I had given ample notice at my job that I was planning to move to Argentina as soon as possible, but they were completely unprepared when I gave them my two weeks’ notice. I don’t know how they got by without me, as I was basically carrying their news research department on my shoulders and off-the-clock overtime (in addition to burying my boss’s dead cat late one night). I’m not sure they’re even still providing the service I was working in.
I got a discount flight from Miami, and took the bus there from Kansas. It was three days of switching from bus to bus in the most uncomfortable conditions imaginable. I was consuming nothing but complete junk food; as a vegetarian, I couldn’t even eat the truck stop sandwiches along the way. I was starving by the end of the journey. The bathrooms were closed, chained, and padlocked in every bus stop from Kansas to Miami, without a single exception. I arrived at the airport dirtier than when I came back from Boy Scout summer camp. And this being January 2005, the fools made me take off my shoes before I could get on the plane.

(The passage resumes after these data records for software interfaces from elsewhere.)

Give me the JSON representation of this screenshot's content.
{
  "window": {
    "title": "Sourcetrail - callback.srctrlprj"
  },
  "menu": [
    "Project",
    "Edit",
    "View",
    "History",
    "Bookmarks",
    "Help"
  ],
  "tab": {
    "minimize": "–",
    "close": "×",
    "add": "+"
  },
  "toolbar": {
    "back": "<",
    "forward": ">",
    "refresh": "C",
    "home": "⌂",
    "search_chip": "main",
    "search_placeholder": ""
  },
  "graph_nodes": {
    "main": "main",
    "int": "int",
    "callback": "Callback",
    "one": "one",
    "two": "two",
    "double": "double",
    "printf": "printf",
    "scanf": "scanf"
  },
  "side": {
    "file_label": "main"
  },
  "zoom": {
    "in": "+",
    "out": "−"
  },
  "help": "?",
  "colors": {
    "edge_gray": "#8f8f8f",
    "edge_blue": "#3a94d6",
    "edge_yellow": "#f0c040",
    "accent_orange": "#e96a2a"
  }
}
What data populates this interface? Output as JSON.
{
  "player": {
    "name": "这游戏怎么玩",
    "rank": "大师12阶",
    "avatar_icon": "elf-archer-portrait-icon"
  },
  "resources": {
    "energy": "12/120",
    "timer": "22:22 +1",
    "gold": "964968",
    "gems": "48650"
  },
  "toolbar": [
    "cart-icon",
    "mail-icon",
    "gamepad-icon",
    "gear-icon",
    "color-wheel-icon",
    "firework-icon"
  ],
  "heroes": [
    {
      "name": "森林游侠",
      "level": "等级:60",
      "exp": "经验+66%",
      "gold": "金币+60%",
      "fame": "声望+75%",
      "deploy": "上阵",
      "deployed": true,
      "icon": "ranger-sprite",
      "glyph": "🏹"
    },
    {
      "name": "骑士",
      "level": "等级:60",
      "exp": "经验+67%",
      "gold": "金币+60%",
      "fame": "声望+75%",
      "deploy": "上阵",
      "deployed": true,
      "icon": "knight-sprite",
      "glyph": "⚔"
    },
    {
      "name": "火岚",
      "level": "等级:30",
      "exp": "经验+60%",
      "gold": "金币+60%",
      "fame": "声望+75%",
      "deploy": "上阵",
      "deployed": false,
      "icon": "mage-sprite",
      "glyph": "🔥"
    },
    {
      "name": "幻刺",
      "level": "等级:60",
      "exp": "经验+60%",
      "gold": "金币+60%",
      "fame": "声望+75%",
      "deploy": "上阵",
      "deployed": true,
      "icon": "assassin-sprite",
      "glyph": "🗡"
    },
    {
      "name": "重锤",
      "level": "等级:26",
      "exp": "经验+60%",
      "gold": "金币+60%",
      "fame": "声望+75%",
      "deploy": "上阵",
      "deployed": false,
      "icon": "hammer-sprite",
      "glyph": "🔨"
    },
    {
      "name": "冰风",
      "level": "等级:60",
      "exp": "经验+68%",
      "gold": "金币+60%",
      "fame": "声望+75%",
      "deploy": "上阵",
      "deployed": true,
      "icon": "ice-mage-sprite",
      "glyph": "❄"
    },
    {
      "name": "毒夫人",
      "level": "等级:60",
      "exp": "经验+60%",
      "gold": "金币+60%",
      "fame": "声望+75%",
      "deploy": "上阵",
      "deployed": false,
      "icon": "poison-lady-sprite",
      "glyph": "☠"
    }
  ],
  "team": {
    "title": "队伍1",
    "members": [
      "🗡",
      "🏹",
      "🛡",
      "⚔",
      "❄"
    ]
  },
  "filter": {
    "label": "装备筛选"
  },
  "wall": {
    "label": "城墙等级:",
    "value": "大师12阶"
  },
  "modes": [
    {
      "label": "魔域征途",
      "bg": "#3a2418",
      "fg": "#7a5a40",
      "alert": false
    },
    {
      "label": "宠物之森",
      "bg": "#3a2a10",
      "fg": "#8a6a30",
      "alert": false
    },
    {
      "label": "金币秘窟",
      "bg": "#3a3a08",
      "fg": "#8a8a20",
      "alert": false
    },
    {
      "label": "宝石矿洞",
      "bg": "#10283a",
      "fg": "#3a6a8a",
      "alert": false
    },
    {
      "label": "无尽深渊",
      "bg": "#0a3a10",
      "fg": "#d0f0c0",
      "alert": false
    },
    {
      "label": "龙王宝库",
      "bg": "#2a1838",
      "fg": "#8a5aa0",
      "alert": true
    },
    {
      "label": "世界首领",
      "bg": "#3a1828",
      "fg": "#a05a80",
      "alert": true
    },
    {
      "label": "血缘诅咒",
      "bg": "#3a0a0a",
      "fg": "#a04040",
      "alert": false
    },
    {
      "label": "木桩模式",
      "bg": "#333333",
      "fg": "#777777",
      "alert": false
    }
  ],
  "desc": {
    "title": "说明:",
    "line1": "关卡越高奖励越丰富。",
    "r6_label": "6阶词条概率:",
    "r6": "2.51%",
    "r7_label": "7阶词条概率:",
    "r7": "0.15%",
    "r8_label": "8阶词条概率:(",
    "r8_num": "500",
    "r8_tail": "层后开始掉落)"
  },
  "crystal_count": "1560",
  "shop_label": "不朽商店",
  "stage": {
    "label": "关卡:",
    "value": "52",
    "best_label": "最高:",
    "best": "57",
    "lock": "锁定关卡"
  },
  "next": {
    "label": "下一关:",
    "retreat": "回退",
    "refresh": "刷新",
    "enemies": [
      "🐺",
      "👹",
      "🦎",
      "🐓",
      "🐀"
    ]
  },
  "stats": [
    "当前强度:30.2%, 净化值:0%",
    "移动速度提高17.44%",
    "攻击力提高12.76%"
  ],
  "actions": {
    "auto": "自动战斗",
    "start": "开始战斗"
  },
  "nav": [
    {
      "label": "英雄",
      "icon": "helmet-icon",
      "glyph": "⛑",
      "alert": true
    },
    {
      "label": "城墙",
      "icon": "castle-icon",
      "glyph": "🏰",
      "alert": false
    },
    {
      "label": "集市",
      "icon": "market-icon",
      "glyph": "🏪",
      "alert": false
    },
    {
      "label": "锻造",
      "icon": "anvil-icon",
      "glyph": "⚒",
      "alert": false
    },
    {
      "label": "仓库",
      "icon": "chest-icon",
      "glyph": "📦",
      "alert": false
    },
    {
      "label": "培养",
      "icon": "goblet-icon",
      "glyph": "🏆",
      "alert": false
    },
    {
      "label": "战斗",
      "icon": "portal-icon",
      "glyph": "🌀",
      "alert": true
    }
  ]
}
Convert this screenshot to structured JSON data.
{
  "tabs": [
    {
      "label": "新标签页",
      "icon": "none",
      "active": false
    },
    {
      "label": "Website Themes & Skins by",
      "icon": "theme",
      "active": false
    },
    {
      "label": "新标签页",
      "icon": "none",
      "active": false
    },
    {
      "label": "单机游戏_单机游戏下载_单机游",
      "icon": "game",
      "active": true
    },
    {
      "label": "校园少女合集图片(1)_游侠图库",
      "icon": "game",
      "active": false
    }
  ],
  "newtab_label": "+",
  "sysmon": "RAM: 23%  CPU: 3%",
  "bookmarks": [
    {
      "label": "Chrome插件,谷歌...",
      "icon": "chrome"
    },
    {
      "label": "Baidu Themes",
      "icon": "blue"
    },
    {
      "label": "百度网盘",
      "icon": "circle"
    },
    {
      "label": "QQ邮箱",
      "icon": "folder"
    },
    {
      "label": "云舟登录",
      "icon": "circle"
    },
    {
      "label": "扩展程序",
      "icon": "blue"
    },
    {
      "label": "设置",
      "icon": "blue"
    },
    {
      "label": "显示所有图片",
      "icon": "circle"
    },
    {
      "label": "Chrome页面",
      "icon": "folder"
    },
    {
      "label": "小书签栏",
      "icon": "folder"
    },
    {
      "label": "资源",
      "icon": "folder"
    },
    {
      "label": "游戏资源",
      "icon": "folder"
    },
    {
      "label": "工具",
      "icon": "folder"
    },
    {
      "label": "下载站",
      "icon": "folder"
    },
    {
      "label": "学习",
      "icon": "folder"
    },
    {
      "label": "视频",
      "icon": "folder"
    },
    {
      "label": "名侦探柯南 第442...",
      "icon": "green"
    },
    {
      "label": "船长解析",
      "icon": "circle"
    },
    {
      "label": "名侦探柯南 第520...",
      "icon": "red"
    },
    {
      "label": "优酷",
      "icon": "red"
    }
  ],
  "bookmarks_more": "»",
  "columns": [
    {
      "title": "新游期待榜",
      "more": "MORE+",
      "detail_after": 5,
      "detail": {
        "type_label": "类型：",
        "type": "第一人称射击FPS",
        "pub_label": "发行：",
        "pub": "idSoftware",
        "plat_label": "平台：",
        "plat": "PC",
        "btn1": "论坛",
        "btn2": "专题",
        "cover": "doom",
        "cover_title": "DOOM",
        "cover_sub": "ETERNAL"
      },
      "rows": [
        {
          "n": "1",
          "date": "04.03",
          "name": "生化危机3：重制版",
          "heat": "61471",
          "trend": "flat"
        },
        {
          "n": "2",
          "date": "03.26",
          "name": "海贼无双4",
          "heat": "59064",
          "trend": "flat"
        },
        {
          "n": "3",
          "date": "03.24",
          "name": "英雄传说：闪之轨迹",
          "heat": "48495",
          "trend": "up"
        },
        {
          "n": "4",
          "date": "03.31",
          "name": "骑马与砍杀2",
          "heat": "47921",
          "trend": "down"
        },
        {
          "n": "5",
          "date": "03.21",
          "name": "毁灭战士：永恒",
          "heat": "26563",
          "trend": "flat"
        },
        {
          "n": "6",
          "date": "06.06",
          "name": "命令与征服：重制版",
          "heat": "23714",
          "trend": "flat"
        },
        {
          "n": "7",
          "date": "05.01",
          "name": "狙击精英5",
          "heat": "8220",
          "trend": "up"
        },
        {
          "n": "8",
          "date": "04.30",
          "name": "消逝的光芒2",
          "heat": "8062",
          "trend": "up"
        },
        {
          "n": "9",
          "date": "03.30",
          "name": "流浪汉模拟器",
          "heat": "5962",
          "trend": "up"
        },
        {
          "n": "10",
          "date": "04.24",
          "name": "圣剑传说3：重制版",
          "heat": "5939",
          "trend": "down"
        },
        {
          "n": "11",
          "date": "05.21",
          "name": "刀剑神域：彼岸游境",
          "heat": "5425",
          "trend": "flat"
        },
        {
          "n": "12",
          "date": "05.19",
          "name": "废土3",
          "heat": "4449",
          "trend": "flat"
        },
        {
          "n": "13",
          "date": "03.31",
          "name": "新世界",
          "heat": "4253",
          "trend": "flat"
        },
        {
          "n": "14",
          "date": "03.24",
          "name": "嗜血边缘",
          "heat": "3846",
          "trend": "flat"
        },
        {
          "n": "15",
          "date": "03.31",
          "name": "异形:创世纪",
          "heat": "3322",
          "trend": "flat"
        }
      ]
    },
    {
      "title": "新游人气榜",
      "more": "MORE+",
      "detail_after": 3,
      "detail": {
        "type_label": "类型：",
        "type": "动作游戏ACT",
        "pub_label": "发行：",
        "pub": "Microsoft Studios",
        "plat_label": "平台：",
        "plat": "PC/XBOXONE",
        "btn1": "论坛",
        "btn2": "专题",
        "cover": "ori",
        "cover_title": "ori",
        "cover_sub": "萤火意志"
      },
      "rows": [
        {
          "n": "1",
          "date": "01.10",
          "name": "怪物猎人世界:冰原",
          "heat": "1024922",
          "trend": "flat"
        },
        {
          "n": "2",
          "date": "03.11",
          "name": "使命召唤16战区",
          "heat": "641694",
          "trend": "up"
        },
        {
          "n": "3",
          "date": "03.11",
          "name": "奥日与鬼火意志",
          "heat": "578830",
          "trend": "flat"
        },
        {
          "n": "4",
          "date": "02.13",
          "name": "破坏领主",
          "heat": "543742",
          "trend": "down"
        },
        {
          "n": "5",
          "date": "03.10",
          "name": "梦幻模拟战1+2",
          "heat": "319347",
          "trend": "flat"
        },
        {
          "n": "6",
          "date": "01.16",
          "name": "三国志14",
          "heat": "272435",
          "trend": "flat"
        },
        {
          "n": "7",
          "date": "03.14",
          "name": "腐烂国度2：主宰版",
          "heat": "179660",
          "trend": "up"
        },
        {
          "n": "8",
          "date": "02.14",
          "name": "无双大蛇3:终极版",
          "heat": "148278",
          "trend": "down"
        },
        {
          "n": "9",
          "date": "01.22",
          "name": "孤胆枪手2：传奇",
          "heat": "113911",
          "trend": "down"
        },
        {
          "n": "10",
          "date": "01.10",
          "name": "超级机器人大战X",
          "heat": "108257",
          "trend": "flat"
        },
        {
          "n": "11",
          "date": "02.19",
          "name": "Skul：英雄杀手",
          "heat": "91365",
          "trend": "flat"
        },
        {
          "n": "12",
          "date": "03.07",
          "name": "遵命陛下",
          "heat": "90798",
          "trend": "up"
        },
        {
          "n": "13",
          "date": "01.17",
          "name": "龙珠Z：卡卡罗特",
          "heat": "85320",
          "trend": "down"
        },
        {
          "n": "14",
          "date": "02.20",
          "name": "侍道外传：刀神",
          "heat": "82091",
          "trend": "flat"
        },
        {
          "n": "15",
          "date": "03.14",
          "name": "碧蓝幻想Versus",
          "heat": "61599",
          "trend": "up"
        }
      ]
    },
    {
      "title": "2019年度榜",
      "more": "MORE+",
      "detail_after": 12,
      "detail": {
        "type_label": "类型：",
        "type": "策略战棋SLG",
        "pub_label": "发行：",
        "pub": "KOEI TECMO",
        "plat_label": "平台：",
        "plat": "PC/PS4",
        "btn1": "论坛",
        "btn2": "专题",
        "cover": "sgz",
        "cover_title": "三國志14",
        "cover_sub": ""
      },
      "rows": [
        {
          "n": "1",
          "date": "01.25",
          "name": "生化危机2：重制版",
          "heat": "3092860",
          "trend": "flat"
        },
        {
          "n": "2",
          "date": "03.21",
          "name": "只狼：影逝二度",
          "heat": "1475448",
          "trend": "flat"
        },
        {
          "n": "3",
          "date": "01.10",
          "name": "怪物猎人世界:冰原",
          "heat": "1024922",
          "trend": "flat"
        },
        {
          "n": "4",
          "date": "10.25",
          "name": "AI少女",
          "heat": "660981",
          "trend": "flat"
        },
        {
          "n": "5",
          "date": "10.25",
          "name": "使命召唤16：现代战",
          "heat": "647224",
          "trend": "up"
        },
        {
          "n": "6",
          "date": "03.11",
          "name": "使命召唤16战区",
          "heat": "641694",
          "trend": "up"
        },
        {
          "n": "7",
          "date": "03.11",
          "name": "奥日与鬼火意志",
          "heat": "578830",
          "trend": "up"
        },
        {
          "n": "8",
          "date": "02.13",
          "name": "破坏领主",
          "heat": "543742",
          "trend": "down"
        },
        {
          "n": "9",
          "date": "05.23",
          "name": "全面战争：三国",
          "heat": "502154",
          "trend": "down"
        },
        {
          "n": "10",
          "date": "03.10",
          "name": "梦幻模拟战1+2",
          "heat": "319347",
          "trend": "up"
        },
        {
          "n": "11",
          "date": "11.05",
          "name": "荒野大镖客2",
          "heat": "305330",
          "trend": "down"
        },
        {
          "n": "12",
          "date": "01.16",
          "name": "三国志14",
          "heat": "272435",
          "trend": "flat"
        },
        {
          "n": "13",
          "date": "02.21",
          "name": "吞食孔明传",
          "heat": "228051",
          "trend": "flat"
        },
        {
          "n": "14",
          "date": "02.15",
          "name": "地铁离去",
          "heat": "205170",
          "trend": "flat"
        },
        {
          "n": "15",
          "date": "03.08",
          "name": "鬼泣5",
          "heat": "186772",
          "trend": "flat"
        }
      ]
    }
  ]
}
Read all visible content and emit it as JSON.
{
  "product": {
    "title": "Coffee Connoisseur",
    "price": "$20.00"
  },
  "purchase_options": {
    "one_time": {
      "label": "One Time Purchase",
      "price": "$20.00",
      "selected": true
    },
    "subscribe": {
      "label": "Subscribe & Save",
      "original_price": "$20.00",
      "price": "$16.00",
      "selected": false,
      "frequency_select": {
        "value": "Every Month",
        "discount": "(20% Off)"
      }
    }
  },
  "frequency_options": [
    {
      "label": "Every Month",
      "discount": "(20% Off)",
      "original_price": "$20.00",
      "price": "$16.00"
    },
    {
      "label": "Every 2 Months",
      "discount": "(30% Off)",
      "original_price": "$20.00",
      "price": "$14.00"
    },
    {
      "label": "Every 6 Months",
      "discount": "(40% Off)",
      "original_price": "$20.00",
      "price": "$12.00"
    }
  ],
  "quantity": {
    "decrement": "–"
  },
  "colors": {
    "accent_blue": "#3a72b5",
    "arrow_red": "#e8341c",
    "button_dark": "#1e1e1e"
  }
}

Interestingly enough, the security at the airport in Colombia where my plane made a short stop were much friendlier. Sure, the international section was completely underground in a cave, the toilets had no toilet paper, and the people checking the carry-on luggage were wearing camouflage fatigues and carrying M-16s, but they passed all the yankees through with no lines and no hassle.
I arrived in Buenos Aires without knowing a word of Spanish. I met face-to-face for the first time the woman who would later be my wife. The plan was simple, we would get married, I would get permanent residence in Argentina and start to work (as an English speaker with decent writing skills, I was already getting some offers), and when we could get through what we did expect to be a long application process, we would move to the United States, because for the time being it has a better ratio of wages vs. cost of living than Argentina. What I didn’t realize at the time was that this was impossible, and that I may never be able to live in the United States again.
I’m going to cut it off here, but there are more installments coming. Keep reading to find out why I’ve been exiled from the U.S. for not being rich enough.